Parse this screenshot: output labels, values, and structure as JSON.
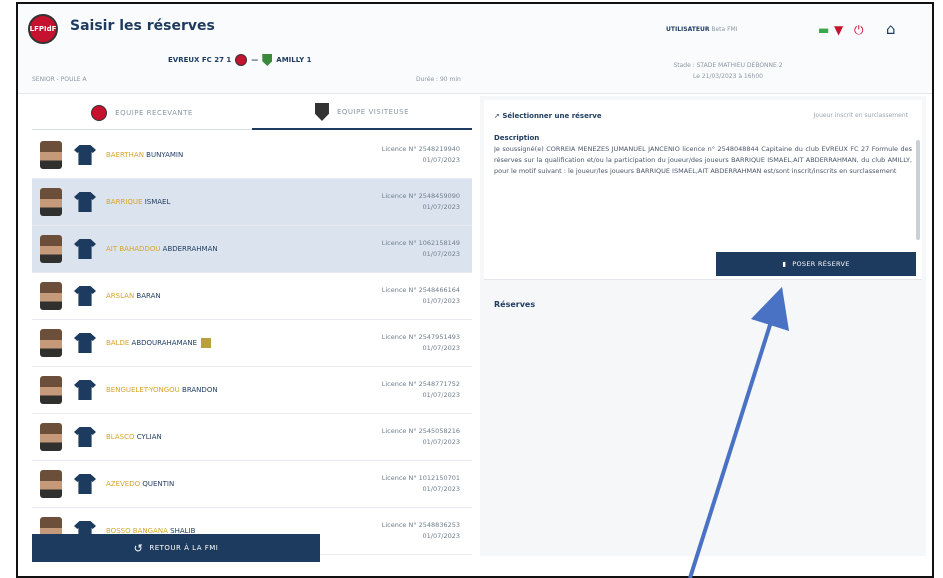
{
  "header": {
    "logo_text": "LFPIdF",
    "title": "Saisir les réserves",
    "home_team": "EVREUX FC 27 1",
    "away_team": "AMILLY 1",
    "division": "SENIOR - POULE A",
    "duree": "Durée : 90 min",
    "user_label": "UTILISATEUR",
    "user_name": "Beta FMI",
    "stade": "Stade : STADE MATHIEU DEBONNE 2",
    "datetime": "Le 21/03/2023 à 16h00"
  },
  "tabs": [
    {
      "label": "EQUIPE RECEVANTE"
    },
    {
      "label": "EQUIPE VISITEUSE"
    }
  ],
  "players": [
    {
      "last": "BAERTHAN",
      "first": "BUNYAMIN",
      "licence": "Licence N° 2548219940",
      "date": "01/07/2023",
      "selected": false,
      "badge": false
    },
    {
      "last": "BARRIQUE",
      "first": "ISMAEL",
      "licence": "Licence N° 2548459090",
      "date": "01/07/2023",
      "selected": true,
      "badge": false
    },
    {
      "last": "AIT BAHADDOU",
      "first": "ABDERRAHMAN",
      "licence": "Licence N° 1062158149",
      "date": "01/07/2023",
      "selected": true,
      "badge": false
    },
    {
      "last": "ARSLAN",
      "first": "BARAN",
      "licence": "Licence N° 2548466164",
      "date": "01/07/2023",
      "selected": false,
      "badge": false
    },
    {
      "last": "BALDE",
      "first": "ABDOURAHAMANE",
      "licence": "Licence N° 2547951493",
      "date": "01/07/2023",
      "selected": false,
      "badge": true
    },
    {
      "last": "BENGUELET-YONGOU",
      "first": "BRANDON",
      "licence": "Licence N° 2548771752",
      "date": "01/07/2023",
      "selected": false,
      "badge": false
    },
    {
      "last": "BLASCO",
      "first": "CYLIAN",
      "licence": "Licence N° 2545058216",
      "date": "01/07/2023",
      "selected": false,
      "badge": false
    },
    {
      "last": "AZEVEDO",
      "first": "QUENTIN",
      "licence": "Licence N° 1012150701",
      "date": "01/07/2023",
      "selected": false,
      "badge": false
    },
    {
      "last": "BOSSO BANGANA",
      "first": "SHALIB",
      "licence": "Licence N° 2548836253",
      "date": "01/07/2023",
      "selected": false,
      "badge": false
    }
  ],
  "retour_label": "RETOUR À LA FMI",
  "reserve_panel": {
    "select_title": "Sélectionner une réserve",
    "select_right": "Joueur inscrit en surclassement",
    "description_label": "Description",
    "description_text": "Je soussigné(e) CORREIA MENEZES JUMANUEL JANCENIO licence n° 2548048844 Capitaine du club EVREUX FC 27 Formule des réserves sur la qualification et/ou la participation du joueur/des joueurs BARRIQUE ISMAEL,AIT ABDERRAHMAN, du club AMILLY, pour le motif suivant : le joueur/les joueurs BARRIQUE ISMAEL,AIT ABDERRAHMAN est/sont inscrit/inscrits en surclassement",
    "poser_label": "POSER RÉSERVE",
    "reserves_title": "Réserves"
  },
  "colors": {
    "primary": "#1d3a5f",
    "accent_name": "#d4a52a",
    "selected_row": "#dbe4ee",
    "arrow": "#4a72c4"
  }
}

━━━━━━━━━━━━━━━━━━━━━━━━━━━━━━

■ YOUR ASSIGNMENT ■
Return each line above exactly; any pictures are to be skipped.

■ SOLVED EXERCISE ■
Parse this screenshot: output labels, values, and structure as JSON.
{
  "header": {
    "logo_text": "LFPIdF",
    "title": "Saisir les réserves",
    "home_team": "EVREUX FC 27 1",
    "away_team": "AMILLY 1",
    "division": "SENIOR - POULE A",
    "duree": "Durée : 90 min",
    "user_label": "UTILISATEUR",
    "user_name": "Beta FMI",
    "stade": "Stade : STADE MATHIEU DEBONNE 2",
    "datetime": "Le 21/03/2023 à 16h00"
  },
  "tabs": [
    {
      "label": "EQUIPE RECEVANTE"
    },
    {
      "label": "EQUIPE VISITEUSE"
    }
  ],
  "players": [
    {
      "last": "BAERTHAN",
      "first": "BUNYAMIN",
      "licence": "Licence N° 2548219940",
      "date": "01/07/2023",
      "selected": false,
      "badge": false
    },
    {
      "last": "BARRIQUE",
      "first": "ISMAEL",
      "licence": "Licence N° 2548459090",
      "date": "01/07/2023",
      "selected": true,
      "badge": false
    },
    {
      "last": "AIT BAHADDOU",
      "first": "ABDERRAHMAN",
      "licence": "Licence N° 1062158149",
      "date": "01/07/2023",
      "selected": true,
      "badge": false
    },
    {
      "last": "ARSLAN",
      "first": "BARAN",
      "licence": "Licence N° 2548466164",
      "date": "01/07/2023",
      "selected": false,
      "badge": false
    },
    {
      "last": "BALDE",
      "first": "ABDOURAHAMANE",
      "licence": "Licence N° 2547951493",
      "date": "01/07/2023",
      "selected": false,
      "badge": true
    },
    {
      "last": "BENGUELET-YONGOU",
      "first": "BRANDON",
      "licence": "Licence N° 2548771752",
      "date": "01/07/2023",
      "selected": false,
      "badge": false
    },
    {
      "last": "BLASCO",
      "first": "CYLIAN",
      "licence": "Licence N° 2545058216",
      "date": "01/07/2023",
      "selected": false,
      "badge": false
    },
    {
      "last": "AZEVEDO",
      "first": "QUENTIN",
      "licence": "Licence N° 1012150701",
      "date": "01/07/2023",
      "selected": false,
      "badge": false
    },
    {
      "last": "BOSSO BANGANA",
      "first": "SHALIB",
      "licence": "Licence N° 2548836253",
      "date": "01/07/2023",
      "selected": false,
      "badge": false
    }
  ],
  "retour_label": "RETOUR À LA FMI",
  "reserve_panel": {
    "select_title": "Sélectionner une réserve",
    "select_right": "Joueur inscrit en surclassement",
    "description_label": "Description",
    "description_text": "Je soussigné(e) CORREIA MENEZES JUMANUEL JANCENIO licence n° 2548048844 Capitaine du club EVREUX FC 27 Formule des réserves sur la qualification et/ou la participation du joueur/des joueurs BARRIQUE ISMAEL,AIT ABDERRAHMAN, du club AMILLY, pour le motif suivant : le joueur/les joueurs BARRIQUE ISMAEL,AIT ABDERRAHMAN est/sont inscrit/inscrits en surclassement",
    "poser_label": "POSER RÉSERVE",
    "reserves_title": "Réserves"
  },
  "colors": {
    "primary": "#1d3a5f",
    "accent_name": "#d4a52a",
    "selected_row": "#dbe4ee",
    "arrow": "#4a72c4"
  }
}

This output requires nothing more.